▶ [Exercise description] Search the records for the string "label", and show each line where it appears.

▶ [Records for processing]

- - - - -

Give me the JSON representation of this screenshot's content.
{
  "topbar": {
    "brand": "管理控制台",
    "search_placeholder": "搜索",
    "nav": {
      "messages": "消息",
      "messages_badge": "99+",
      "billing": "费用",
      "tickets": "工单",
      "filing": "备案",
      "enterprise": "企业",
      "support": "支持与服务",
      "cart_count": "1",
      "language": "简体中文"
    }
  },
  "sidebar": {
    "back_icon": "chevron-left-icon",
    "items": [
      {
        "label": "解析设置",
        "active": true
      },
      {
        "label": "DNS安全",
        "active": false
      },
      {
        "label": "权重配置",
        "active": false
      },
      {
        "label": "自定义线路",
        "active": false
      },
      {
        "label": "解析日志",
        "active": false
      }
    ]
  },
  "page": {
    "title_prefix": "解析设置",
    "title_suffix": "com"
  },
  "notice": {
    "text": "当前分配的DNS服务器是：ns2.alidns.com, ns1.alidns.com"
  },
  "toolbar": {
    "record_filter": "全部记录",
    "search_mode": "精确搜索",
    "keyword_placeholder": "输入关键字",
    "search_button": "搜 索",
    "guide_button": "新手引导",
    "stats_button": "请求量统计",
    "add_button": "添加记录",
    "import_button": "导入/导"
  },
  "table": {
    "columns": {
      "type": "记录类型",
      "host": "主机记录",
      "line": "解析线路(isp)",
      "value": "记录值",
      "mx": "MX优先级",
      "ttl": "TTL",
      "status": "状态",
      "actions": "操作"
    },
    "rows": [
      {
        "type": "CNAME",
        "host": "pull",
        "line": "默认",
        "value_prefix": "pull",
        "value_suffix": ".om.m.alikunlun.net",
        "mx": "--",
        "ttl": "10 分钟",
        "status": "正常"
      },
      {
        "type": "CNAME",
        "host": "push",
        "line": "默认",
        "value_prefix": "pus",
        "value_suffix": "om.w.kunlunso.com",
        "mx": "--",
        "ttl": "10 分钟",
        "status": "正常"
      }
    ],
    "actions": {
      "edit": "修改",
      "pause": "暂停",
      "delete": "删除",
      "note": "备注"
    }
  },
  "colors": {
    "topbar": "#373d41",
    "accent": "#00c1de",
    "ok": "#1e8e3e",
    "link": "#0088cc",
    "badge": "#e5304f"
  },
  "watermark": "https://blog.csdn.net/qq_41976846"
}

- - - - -

▶ [Result for this task]
        "label": "解析设置",
        "label": "DNS安全",
        "label": "权重配置",
        "label": "自定义线路",
        "label": "解析日志",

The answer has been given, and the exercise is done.